Director: Robert Eggers
Starring: Robert Pattinson, Willem Dafoe
Words – Joe H.
Arriving to begin their month-long term as lighthouse keeper and secondary, Ephraim Winslow (Robert Pattinson) quickly finds his time ahead will be tending to the more demeaning and punishing tasks of the building under seasoned keeper Tom Wake (Willem Dafoe).
The jagged and inhospitable island the lighthouse inhabits is a remote and stark landscape, the natural elements commanding more than just the sea conditions.
Winslow is told of the fate of the former lighthouse assistant, but dismisses the story as tall tales and sea captain bluster. His work is gruelling, with little respite, and he comes to find that Wake is suspiciously possessive over the light above, denying Winslow any duty to it.

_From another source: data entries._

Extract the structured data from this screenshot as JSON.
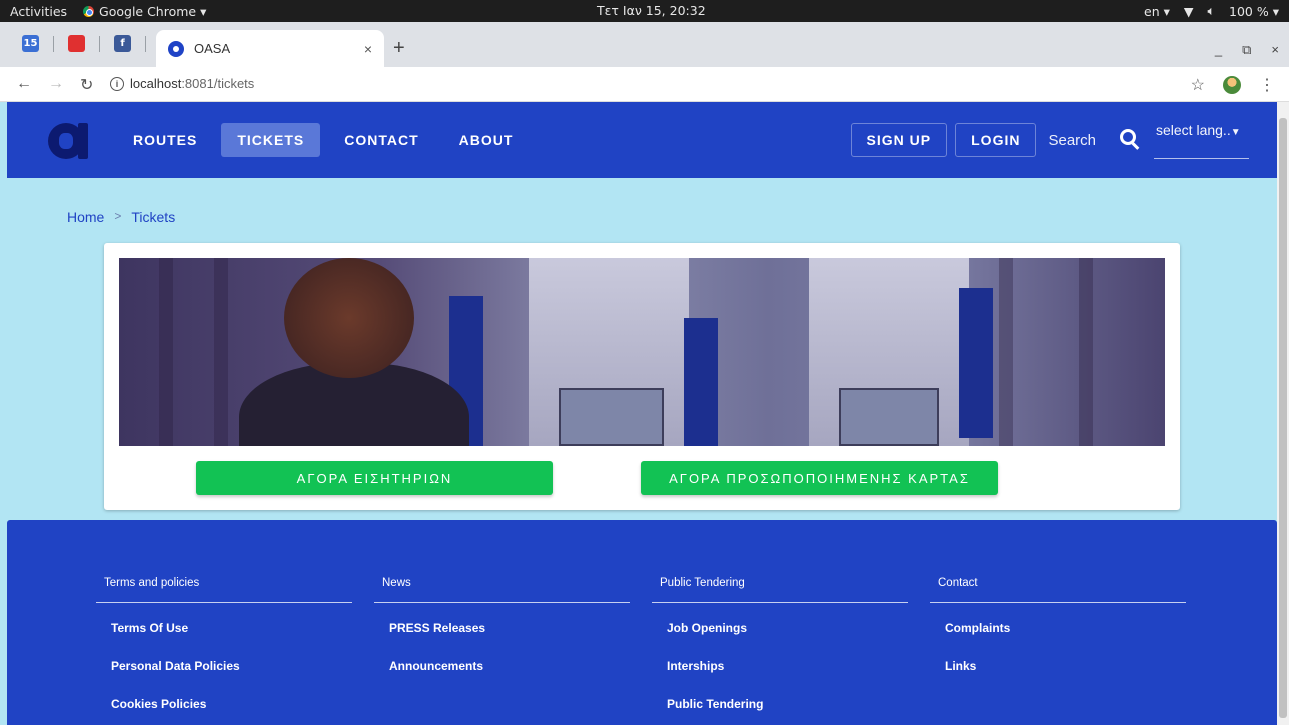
{
  "os": {
    "activities": "Activities",
    "app_name": "Google Chrome ▾",
    "clock": "Τετ Ιαν 15, 20:32",
    "lang": "en ▾",
    "battery": "100 % ▾"
  },
  "browser": {
    "pinned": [
      "15",
      "",
      "f",
      ""
    ],
    "tab_title": "OASA",
    "tab_close": "×",
    "new_tab": "+",
    "url_host": "localhost",
    "url_rest": ":8081/tickets",
    "window_controls": [
      "_",
      "⧉",
      "×"
    ]
  },
  "header": {
    "menu": [
      {
        "label": "ROUTES",
        "active": false
      },
      {
        "label": "TICKETS",
        "active": true
      },
      {
        "label": "CONTACT",
        "active": false
      },
      {
        "label": "ABOUT",
        "active": false
      }
    ],
    "signup": "SIGN UP",
    "login": "LOGIN",
    "search_label": "Search",
    "lang_placeholder": "select lang.."
  },
  "breadcrumb": {
    "home": "Home",
    "separator": ">",
    "current": "Tickets"
  },
  "card": {
    "buy_tickets": "ΑΓΟΡΑ ΕΙΣΗΤΗΡΙΩΝ",
    "buy_card": "ΑΓΟΡΑ ΠΡΟΣΩΠΟΠΟΙΗΜΕΝΗΣ ΚΑΡΤΑΣ"
  },
  "footer": {
    "columns": [
      {
        "heading": "Terms and policies",
        "links": [
          "Terms Of Use",
          "Personal Data Policies",
          "Cookies Policies"
        ]
      },
      {
        "heading": "News",
        "links": [
          "PRESS Releases",
          "Announcements"
        ]
      },
      {
        "heading": "Public Tendering",
        "links": [
          "Job Openings",
          "Interships",
          "Public Tendering"
        ]
      },
      {
        "heading": "Contact",
        "links": [
          "Complaints",
          "Links"
        ]
      }
    ]
  },
  "colors": {
    "brand_blue": "#2043c4",
    "page_bg": "#b2e5f3",
    "green": "#12c254",
    "active_tab": "#5a78d8"
  }
}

As the dynamic between the two becomes increasingly tense, Winslow’s mental state sinks slowly into the depths, amidst drowning in drink and growing paranoia.

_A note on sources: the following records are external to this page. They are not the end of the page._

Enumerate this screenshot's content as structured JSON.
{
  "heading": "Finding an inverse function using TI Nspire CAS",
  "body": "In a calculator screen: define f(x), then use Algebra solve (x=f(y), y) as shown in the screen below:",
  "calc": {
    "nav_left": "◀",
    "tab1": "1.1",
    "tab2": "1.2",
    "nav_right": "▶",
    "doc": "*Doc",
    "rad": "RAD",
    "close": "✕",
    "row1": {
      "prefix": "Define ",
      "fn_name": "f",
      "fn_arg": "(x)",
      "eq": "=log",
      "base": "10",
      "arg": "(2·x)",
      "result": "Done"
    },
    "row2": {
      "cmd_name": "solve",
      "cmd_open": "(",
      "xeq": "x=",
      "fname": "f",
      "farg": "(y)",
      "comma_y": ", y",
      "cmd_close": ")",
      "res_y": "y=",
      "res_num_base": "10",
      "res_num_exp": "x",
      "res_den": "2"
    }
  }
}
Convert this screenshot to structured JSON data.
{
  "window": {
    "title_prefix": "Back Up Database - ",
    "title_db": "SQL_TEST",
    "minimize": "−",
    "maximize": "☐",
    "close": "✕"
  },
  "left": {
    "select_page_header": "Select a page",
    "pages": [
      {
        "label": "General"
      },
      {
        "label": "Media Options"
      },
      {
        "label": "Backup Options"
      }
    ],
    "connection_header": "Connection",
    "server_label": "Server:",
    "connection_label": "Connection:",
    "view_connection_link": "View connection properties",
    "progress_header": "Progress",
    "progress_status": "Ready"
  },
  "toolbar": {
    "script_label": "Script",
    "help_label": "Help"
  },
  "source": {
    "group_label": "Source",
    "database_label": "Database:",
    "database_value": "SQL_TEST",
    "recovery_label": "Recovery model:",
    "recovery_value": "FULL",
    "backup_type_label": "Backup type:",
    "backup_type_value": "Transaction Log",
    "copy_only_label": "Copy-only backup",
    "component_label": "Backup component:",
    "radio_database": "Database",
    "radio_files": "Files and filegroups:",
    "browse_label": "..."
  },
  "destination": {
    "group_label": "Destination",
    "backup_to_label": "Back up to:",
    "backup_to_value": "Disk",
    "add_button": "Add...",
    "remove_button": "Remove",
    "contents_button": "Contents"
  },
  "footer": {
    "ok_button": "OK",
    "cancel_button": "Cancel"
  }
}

But is Wake constructing his descent into madness, facilitating it through the grinding work and sanity-testing conditions he bestows upon him?

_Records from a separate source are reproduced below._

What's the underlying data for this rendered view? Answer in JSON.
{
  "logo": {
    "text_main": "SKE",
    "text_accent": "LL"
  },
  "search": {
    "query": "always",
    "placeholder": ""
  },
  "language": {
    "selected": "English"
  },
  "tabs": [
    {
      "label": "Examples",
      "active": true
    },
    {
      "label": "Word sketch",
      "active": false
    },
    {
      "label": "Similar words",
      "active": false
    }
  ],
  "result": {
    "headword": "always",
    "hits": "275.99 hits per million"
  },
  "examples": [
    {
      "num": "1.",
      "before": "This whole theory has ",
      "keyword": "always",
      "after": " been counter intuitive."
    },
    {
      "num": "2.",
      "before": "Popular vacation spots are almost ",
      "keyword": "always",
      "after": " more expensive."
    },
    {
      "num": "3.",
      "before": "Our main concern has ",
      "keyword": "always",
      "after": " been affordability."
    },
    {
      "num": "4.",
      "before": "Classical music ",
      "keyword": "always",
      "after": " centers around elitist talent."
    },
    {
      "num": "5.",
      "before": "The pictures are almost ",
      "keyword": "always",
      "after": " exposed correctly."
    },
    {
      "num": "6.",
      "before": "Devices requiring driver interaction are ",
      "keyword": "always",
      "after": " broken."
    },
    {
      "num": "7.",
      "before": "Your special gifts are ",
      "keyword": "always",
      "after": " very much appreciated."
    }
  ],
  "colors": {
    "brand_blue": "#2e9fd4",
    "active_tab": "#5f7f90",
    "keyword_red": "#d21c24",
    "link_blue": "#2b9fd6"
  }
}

As he begins to question what is real, the light above becomes what could be an end to the surrounding darkness.
The horror lies with what’s to come – does the obsession with the light signal something unnatural?
We see how far each are willing to go against the other, on this isolated rock in ever-worsening conditions.
The sound and imagery work harmoniously, in the most unharmonious way – it’s piercing, all of it.
The light from an oil lamp cutting through the darkness, the deafening noise of machinery, the crashing sound of wind and waves, the whale-like fog horn calls of passing ships, the squawk of the seagulls, the bruising maritime slander – it’s all as dark as the pitch-black that surrounds it, building like an approaching storm.
The film score, composed by Mark Korven, is a creature all its own. It bellows, as if rising from the depths of the ocean, crying out as it both amplifies and pulls you further into the darkness.
Dafoe and Pattinson give performances which are as exceptional as they are because of the other, the clashes and increasing tension between the two clearly raise one another. These gruff, work-hardened and world-weary characters, captivate with every hark and breakdown. You could cut through glass from the glare in their eyes.
This has all been expertly crafted by writer-director Robert Eggers, shot here on black & white 35mm film, who only continues to impress following his debut feature The Witch.
A visceral, hypnotic and hallucinatory tale, The Lighthouse is a standout piece of cinema that needs to be experienced.